Task to complete: Repeat the data exactly, so that every line matches the original.
◆ ◆ ◆
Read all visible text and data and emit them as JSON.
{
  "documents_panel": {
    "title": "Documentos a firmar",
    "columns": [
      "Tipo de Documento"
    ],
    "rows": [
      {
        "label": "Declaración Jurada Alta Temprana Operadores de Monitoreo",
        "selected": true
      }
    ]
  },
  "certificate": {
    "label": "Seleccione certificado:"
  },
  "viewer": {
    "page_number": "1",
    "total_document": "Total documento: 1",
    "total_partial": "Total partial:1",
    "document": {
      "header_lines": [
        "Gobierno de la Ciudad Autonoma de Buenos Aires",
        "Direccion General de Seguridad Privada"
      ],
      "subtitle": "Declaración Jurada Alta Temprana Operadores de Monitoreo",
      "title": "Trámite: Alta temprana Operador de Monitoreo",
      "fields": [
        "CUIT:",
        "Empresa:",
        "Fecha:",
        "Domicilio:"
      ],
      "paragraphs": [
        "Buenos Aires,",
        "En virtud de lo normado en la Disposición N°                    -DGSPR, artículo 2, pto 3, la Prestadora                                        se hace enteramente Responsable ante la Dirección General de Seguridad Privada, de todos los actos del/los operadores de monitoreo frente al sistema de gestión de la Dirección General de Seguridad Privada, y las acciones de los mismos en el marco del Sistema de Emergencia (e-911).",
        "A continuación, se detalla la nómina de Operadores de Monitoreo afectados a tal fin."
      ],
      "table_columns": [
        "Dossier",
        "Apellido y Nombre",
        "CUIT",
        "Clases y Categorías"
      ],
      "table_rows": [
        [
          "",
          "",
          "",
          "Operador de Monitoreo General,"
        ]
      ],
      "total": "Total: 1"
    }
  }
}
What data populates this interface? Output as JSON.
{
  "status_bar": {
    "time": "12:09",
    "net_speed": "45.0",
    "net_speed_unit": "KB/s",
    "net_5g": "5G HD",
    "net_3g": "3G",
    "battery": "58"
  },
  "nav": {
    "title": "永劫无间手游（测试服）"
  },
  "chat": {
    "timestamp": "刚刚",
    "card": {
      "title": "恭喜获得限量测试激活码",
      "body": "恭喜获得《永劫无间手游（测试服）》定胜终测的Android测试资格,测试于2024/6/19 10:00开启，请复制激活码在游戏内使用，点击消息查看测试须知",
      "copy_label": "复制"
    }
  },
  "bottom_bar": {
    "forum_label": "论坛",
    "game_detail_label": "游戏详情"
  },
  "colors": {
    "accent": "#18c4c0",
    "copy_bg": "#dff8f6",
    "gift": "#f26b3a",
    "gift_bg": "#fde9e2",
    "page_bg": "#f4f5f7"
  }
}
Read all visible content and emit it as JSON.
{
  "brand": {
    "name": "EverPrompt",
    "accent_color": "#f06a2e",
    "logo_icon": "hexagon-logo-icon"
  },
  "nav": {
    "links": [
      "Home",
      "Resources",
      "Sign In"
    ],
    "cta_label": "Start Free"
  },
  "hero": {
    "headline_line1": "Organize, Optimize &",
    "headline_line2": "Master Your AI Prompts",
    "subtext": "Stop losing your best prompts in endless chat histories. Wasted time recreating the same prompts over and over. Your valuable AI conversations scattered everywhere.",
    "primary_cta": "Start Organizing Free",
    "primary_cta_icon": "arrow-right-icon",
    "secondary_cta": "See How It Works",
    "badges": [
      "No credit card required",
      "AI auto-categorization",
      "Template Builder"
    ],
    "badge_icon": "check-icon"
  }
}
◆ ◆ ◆
Your response:
Read all visible text and data and emit them as JSON.
{
  "documents_panel": {
    "title": "Documentos a firmar",
    "columns": [
      "Tipo de Documento"
    ],
    "rows": [
      {
        "label": "Declaración Jurada Alta Temprana Operadores de Monitoreo",
        "selected": true
      }
    ]
  },
  "certificate": {
    "label": "Seleccione certificado:"
  },
  "viewer": {
    "page_number": "1",
    "total_document": "Total documento: 1",
    "total_partial": "Total partial:1",
    "document": {
      "header_lines": [
        "Gobierno de la Ciudad Autonoma de Buenos Aires",
        "Direccion General de Seguridad Privada"
      ],
      "subtitle": "Declaración Jurada Alta Temprana Operadores de Monitoreo",
      "title": "Trámite: Alta temprana Operador de Monitoreo",
      "fields": [
        "CUIT:",
        "Empresa:",
        "Fecha:",
        "Domicilio:"
      ],
      "paragraphs": [
        "Buenos Aires,",
        "En virtud de lo normado en la Disposición N°                    -DGSPR, artículo 2, pto 3, la Prestadora                                        se hace enteramente Responsable ante la Dirección General de Seguridad Privada, de todos los actos del/los operadores de monitoreo frente al sistema de gestión de la Dirección General de Seguridad Privada, y las acciones de los mismos en el marco del Sistema de Emergencia (e-911).",
        "A continuación, se detalla la nómina de Operadores de Monitoreo afectados a tal fin."
      ],
      "table_columns": [
        "Dossier",
        "Apellido y Nombre",
        "CUIT",
        "Clases y Categorías"
      ],
      "table_rows": [
        [
          "",
          "",
          "",
          "Operador de Monitoreo General,"
        ]
      ],
      "total": "Total: 1"
    }
  }
}
What data populates this interface? Output as JSON.
{
  "status_bar": {
    "time": "12:09",
    "net_speed": "45.0",
    "net_speed_unit": "KB/s",
    "net_5g": "5G HD",
    "net_3g": "3G",
    "battery": "58"
  },
  "nav": {
    "title": "永劫无间手游（测试服）"
  },
  "chat": {
    "timestamp": "刚刚",
    "card": {
      "title": "恭喜获得限量测试激活码",
      "body": "恭喜获得《永劫无间手游（测试服）》定胜终测的Android测试资格,测试于2024/6/19 10:00开启，请复制激活码在游戏内使用，点击消息查看测试须知",
      "copy_label": "复制"
    }
  },
  "bottom_bar": {
    "forum_label": "论坛",
    "game_detail_label": "游戏详情"
  },
  "colors": {
    "accent": "#18c4c0",
    "copy_bg": "#dff8f6",
    "gift": "#f26b3a",
    "gift_bg": "#fde9e2",
    "page_bg": "#f4f5f7"
  }
}
Read all visible content and emit it as JSON.
{
  "brand": {
    "name": "EverPrompt",
    "accent_color": "#f06a2e",
    "logo_icon": "hexagon-logo-icon"
  },
  "nav": {
    "links": [
      "Home",
      "Resources",
      "Sign In"
    ],
    "cta_label": "Start Free"
  },
  "hero": {
    "headline_line1": "Organize, Optimize &",
    "headline_line2": "Master Your AI Prompts",
    "subtext": "Stop losing your best prompts in endless chat histories. Wasted time recreating the same prompts over and over. Your valuable AI conversations scattered everywhere.",
    "primary_cta": "Start Organizing Free",
    "primary_cta_icon": "arrow-right-icon",
    "secondary_cta": "See How It Works",
    "badges": [
      "No credit card required",
      "AI auto-categorization",
      "Template Builder"
    ],
    "badge_icon": "check-icon"
  }
}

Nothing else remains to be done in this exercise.